Then we have consumables. Cables, housing, ferrules and whatnot. I probably own $500 worth of housing and cable. But you don稚 need to own all this. I saw a box of 100 aluminum crimp-type cable ends on eBay for $1.49, 100 ferrules, 5mm, for $1.98, and a box of 36 stainless spokes on Amazon for $14. I don稚 know that I would buy cheap no-name shift cables from the Orient on eBay (ferrules yes, shift cables no). I do see 100 pieces of 2300mm shift cable for $80 to $100 for first quality stainless, and about $50 for galvanized. I壇 just hunt around and wait for my best deal on stainless, at least 2300mm long if it痴 for tri or if it's used as a tool. If you don't need to keep a boatload of cable and housing around just buy about 30 meters of both brake and shift housing (it痴 often sold in 30 meter rolls), and to keep maybe 10 each brake and shift cables around.

Finally, tape. The price of rim tape I just don稚 understand. I see rim tape for $8. For one wheel! Are you kidding me? I also saw bulk 26 x 20mm Kenda rim tape on eBay for $4.95 and I don稚 know how many you get but that痴 more my style. Maybe there痴 some magic to rim tape. I doubt it. Oh, and you need lots of black plastic tape. That痴 a Harbor Freight thing. Buy a half-dozen rolls or more at a time.

Which brings me to my final point, which is that tools are tools. They池e not bike tools. They池e tools. Sometimes if you jump out of the bike industry you fall into better pricing. Do you shoot air guns? Are you a home brewer? Do you make your own club soda? You may well use threaded or unthreaded 12 gram CO2 cartridges, which are exactly what I need to inflate bike tires. I don't shop for bike CO2 cartridges. I shope for CO2 cartridges, and I can usually find them for $.50 each if I buy a fair number.

There is a bit of freedom that comes with working on your own bike. You can fix what needs fixing yourself. You take comfort in the knowledge that you know what makes your bike tick, and that you致e battened down its hatches as well as can be done. The tooling you need is now cheaper that it was a generation or two ago. It痴 all very uplifting until you cut a steerer too short. Which we致e all done. It痴 a rite of passage.

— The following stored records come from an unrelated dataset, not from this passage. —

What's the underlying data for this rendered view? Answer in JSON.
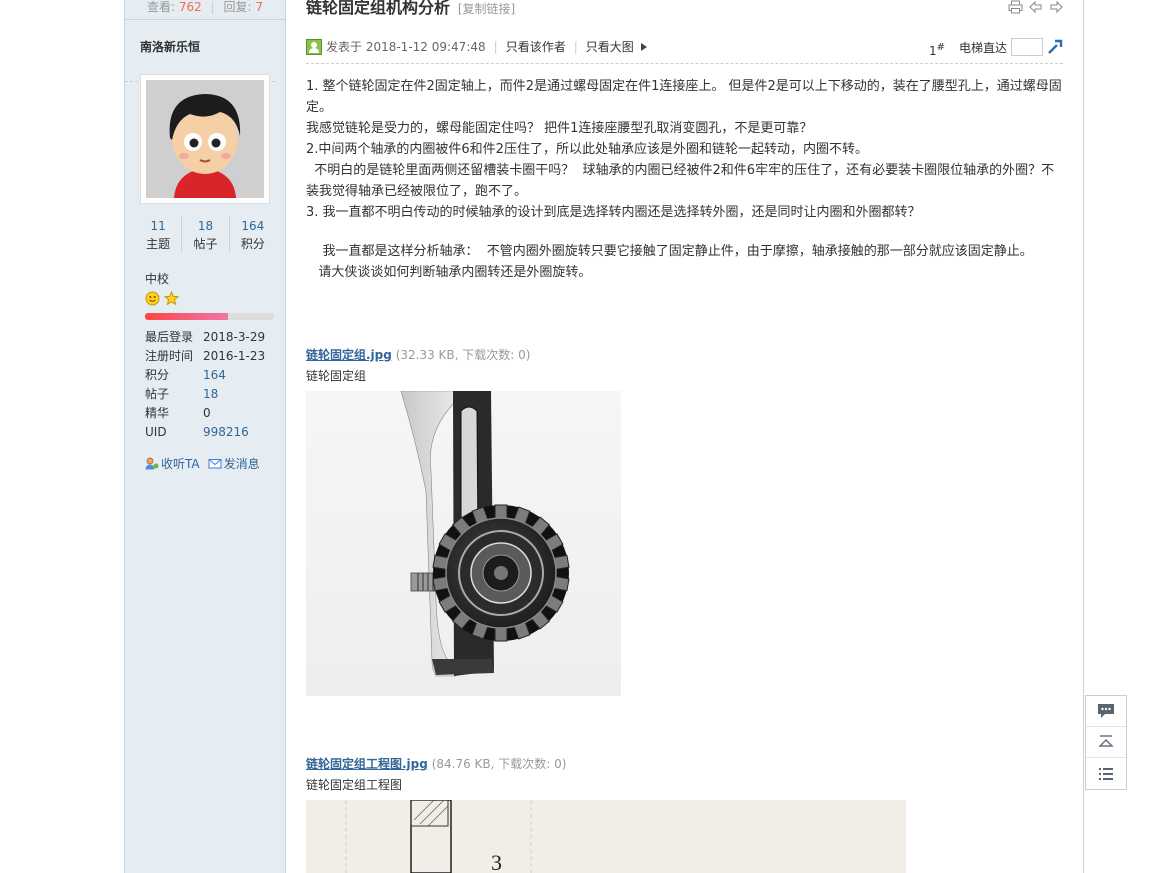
{
  "sidebar": {
    "views_label": "查看:",
    "views_value": "762",
    "replies_label": "回复:",
    "replies_value": "7",
    "author": "南洛新乐恒",
    "stats": [
      {
        "value": "11",
        "label": "主题"
      },
      {
        "value": "18",
        "label": "帖子"
      },
      {
        "value": "164",
        "label": "积分"
      }
    ],
    "rank": "中校",
    "level_progress_percent": 64,
    "info": [
      {
        "key": "最后登录",
        "value": "2018-3-29"
      },
      {
        "key": "注册时间",
        "value": "2016-1-23"
      },
      {
        "key": "积分",
        "value": "164"
      },
      {
        "key": "帖子",
        "value": "18"
      },
      {
        "key": "精华",
        "value": "0"
      },
      {
        "key": "UID",
        "value": "998216"
      }
    ],
    "follow_label": "收听TA",
    "message_label": "发消息"
  },
  "post": {
    "title": "链轮固定组机构分析",
    "copy_link": "[复制链接]",
    "posted_at": "发表于 2018-1-12 09:47:48",
    "only_author": "只看该作者",
    "only_big_image": "只看大图",
    "floor": "1",
    "floor_mark": "#",
    "elevator_label": "电梯直达",
    "paragraphs": [
      "1. 整个链轮固定在件2固定轴上，而件2是通过螺母固定在件1连接座上。 但是件2是可以上下移动的，装在了腰型孔上，通过螺母固定。",
      "我感觉链轮是受力的，螺母能固定住吗？ 把件1连接座腰型孔取消变圆孔，不是更可靠？",
      "2.中间两个轴承的内圈被件6和件2压住了，所以此处轴承应该是外圈和链轮一起转动，内圈不转。",
      "  不明白的是链轮里面两侧还留槽装卡圈干吗？  球轴承的内圈已经被件2和件6牢牢的压住了，还有必要装卡圈限位轴承的外圈？不装我觉得轴承已经被限位了，跑不了。",
      "3.  我一直都不明白传动的时候轴承的设计到底是选择转内圈还是选择转外圈，还是同时让内圈和外圈都转？",
      "",
      "    我一直都是这样分析轴承：  不管内圈外圈旋转只要它接触了固定静止件，由于摩擦，轴承接触的那一部分就应该固定静止。",
      "   请大侠谈谈如何判断轴承内圈转还是外圈旋转。"
    ],
    "attachments": [
      {
        "filename": "链轮固定组.jpg",
        "meta": "(32.33 KB, 下载次数: 0)",
        "caption": "链轮固定组"
      },
      {
        "filename": "链轮固定组工程图.jpg",
        "meta": "(84.76 KB, 下载次数: 0)",
        "caption": "链轮固定组工程图"
      }
    ],
    "drawing_label": "3"
  },
  "icons": {
    "print": "printer-icon",
    "prev": "prev-thread-icon",
    "next": "next-thread-icon",
    "go": "go-arrow-icon"
  }
}
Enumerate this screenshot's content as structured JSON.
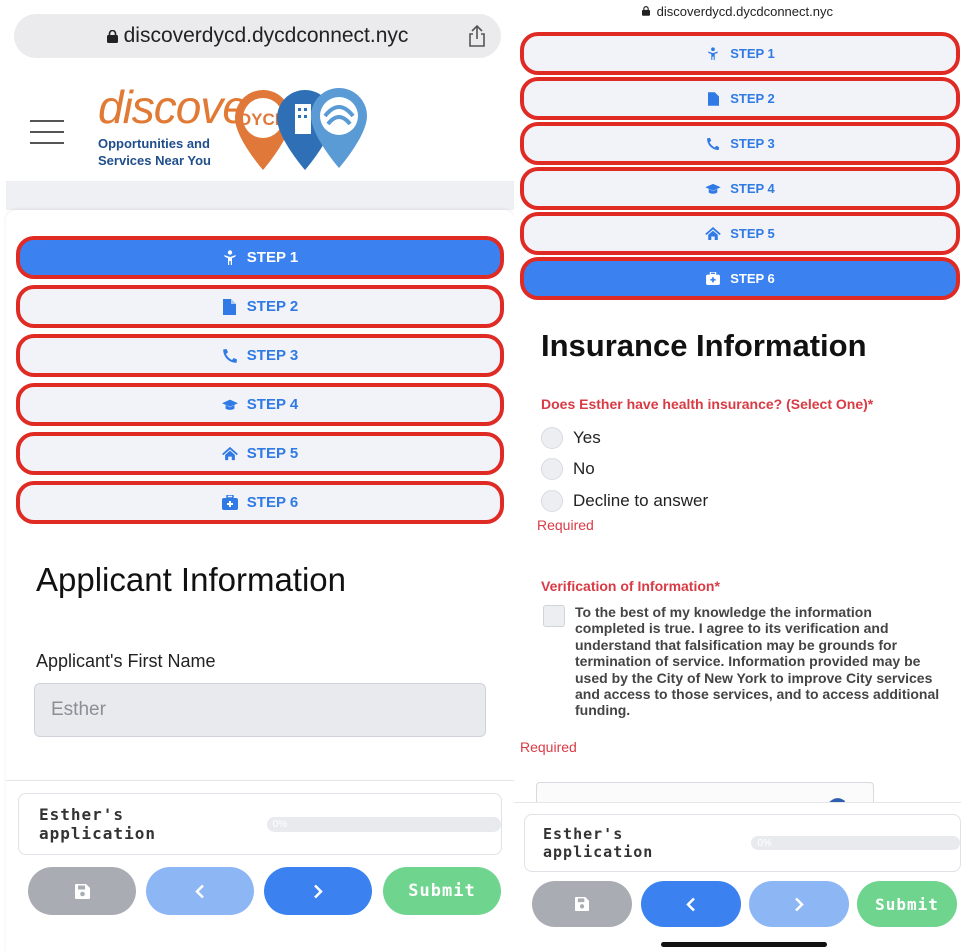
{
  "browser": {
    "url": "discoverdycd.dycdconnect.nyc"
  },
  "logo": {
    "word": "discover",
    "badge": "DYCD",
    "tagline_1": "Opportunities and",
    "tagline_2": "Services Near You"
  },
  "steps": [
    {
      "label": "STEP 1",
      "icon": "child-icon"
    },
    {
      "label": "STEP 2",
      "icon": "file-icon"
    },
    {
      "label": "STEP 3",
      "icon": "phone-icon"
    },
    {
      "label": "STEP 4",
      "icon": "graduation-cap-icon"
    },
    {
      "label": "STEP 5",
      "icon": "home-icon"
    },
    {
      "label": "STEP 6",
      "icon": "medical-kit-icon"
    }
  ],
  "left": {
    "active_step": 1,
    "title": "Applicant Information",
    "first_name_label": "Applicant's First Name",
    "first_name_value": "Esther"
  },
  "right": {
    "active_step": 6,
    "title": "Insurance Information",
    "insurance_question": "Does Esther have health insurance? (Select One)*",
    "options": [
      "Yes",
      "No",
      "Decline to answer"
    ],
    "required_1": "Required",
    "verification_label": "Verification of Information*",
    "verification_text": "To the best of my knowledge the information completed is true. I agree to its verification and understand that falsification may be grounds for termination of service. Information provided may be used by the City of New York to improve City services and access to those services, and to access additional funding.",
    "required_2": "Required"
  },
  "footer": {
    "application_label": "Esther's application",
    "progress_text": "0%",
    "progress_fraction": 0,
    "submit_label": "Submit"
  },
  "colors": {
    "accent": "#3b82f0",
    "accent_light": "#8db7f4",
    "error": "#d93b45",
    "submit": "#6fd48e",
    "step_border": "#e02a24"
  }
}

I encourage all you expert home mechanics to begin or add to an existing thread on our forum with your own suggestions (with pictures!) of tools you need and use.